(Stored items from a collection)
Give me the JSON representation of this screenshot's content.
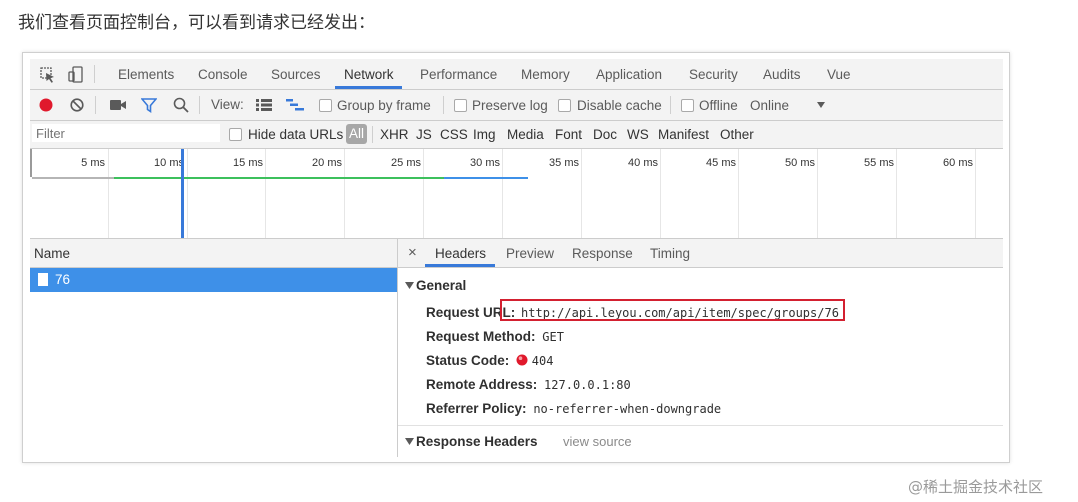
{
  "intro_text": "我们查看页面控制台，可以看到请求已经发出：",
  "tabs": [
    "Elements",
    "Console",
    "Sources",
    "Network",
    "Performance",
    "Memory",
    "Application",
    "Security",
    "Audits",
    "Vue"
  ],
  "active_tab": "Network",
  "toolbar": {
    "view_label": "View:",
    "group_by_frame": "Group by frame",
    "preserve_log": "Preserve log",
    "disable_cache": "Disable cache",
    "offline": "Offline",
    "online": "Online"
  },
  "filterbar": {
    "filter_placeholder": "Filter",
    "hide_data_urls": "Hide data URLs",
    "types": [
      "All",
      "XHR",
      "JS",
      "CSS",
      "Img",
      "Media",
      "Font",
      "Doc",
      "WS",
      "Manifest",
      "Other"
    ]
  },
  "timeline_ticks": [
    "5 ms",
    "10 ms",
    "15 ms",
    "20 ms",
    "25 ms",
    "30 ms",
    "35 ms",
    "40 ms",
    "45 ms",
    "50 ms",
    "55 ms",
    "60 ms"
  ],
  "name_header": "Name",
  "requests": [
    {
      "name": "76"
    }
  ],
  "detail_tabs": [
    "Headers",
    "Preview",
    "Response",
    "Timing"
  ],
  "active_detail_tab": "Headers",
  "close_symbol": "×",
  "general": {
    "title": "General",
    "request_url_key": "Request URL:",
    "request_url": "http://api.leyou.com/api/item/spec/groups/76",
    "request_method_key": "Request Method:",
    "request_method": "GET",
    "status_code_key": "Status Code:",
    "status_code": "404",
    "remote_address_key": "Remote Address:",
    "remote_address": "127.0.0.1:80",
    "referrer_policy_key": "Referrer Policy:",
    "referrer_policy": "no-referrer-when-downgrade"
  },
  "response_headers": {
    "title": "Response Headers",
    "view_source": "view source"
  },
  "watermark": "@稀土掘金技术社区",
  "colors": {
    "accent": "#3879d9",
    "selected_row": "#3e90e8",
    "record_red": "#e0192c",
    "highlight_box": "#d32030"
  }
}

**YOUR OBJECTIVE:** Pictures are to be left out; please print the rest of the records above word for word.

**FINISHED EXERCISE:**
Give me the JSON representation of this screenshot's content.
{
  "intro_text": "我们查看页面控制台，可以看到请求已经发出：",
  "tabs": [
    "Elements",
    "Console",
    "Sources",
    "Network",
    "Performance",
    "Memory",
    "Application",
    "Security",
    "Audits",
    "Vue"
  ],
  "active_tab": "Network",
  "toolbar": {
    "view_label": "View:",
    "group_by_frame": "Group by frame",
    "preserve_log": "Preserve log",
    "disable_cache": "Disable cache",
    "offline": "Offline",
    "online": "Online"
  },
  "filterbar": {
    "filter_placeholder": "Filter",
    "hide_data_urls": "Hide data URLs",
    "types": [
      "All",
      "XHR",
      "JS",
      "CSS",
      "Img",
      "Media",
      "Font",
      "Doc",
      "WS",
      "Manifest",
      "Other"
    ]
  },
  "timeline_ticks": [
    "5 ms",
    "10 ms",
    "15 ms",
    "20 ms",
    "25 ms",
    "30 ms",
    "35 ms",
    "40 ms",
    "45 ms",
    "50 ms",
    "55 ms",
    "60 ms"
  ],
  "name_header": "Name",
  "requests": [
    {
      "name": "76"
    }
  ],
  "detail_tabs": [
    "Headers",
    "Preview",
    "Response",
    "Timing"
  ],
  "active_detail_tab": "Headers",
  "close_symbol": "×",
  "general": {
    "title": "General",
    "request_url_key": "Request URL:",
    "request_url": "http://api.leyou.com/api/item/spec/groups/76",
    "request_method_key": "Request Method:",
    "request_method": "GET",
    "status_code_key": "Status Code:",
    "status_code": "404",
    "remote_address_key": "Remote Address:",
    "remote_address": "127.0.0.1:80",
    "referrer_policy_key": "Referrer Policy:",
    "referrer_policy": "no-referrer-when-downgrade"
  },
  "response_headers": {
    "title": "Response Headers",
    "view_source": "view source"
  },
  "watermark": "@稀土掘金技术社区",
  "colors": {
    "accent": "#3879d9",
    "selected_row": "#3e90e8",
    "record_red": "#e0192c",
    "highlight_box": "#d32030"
  }
}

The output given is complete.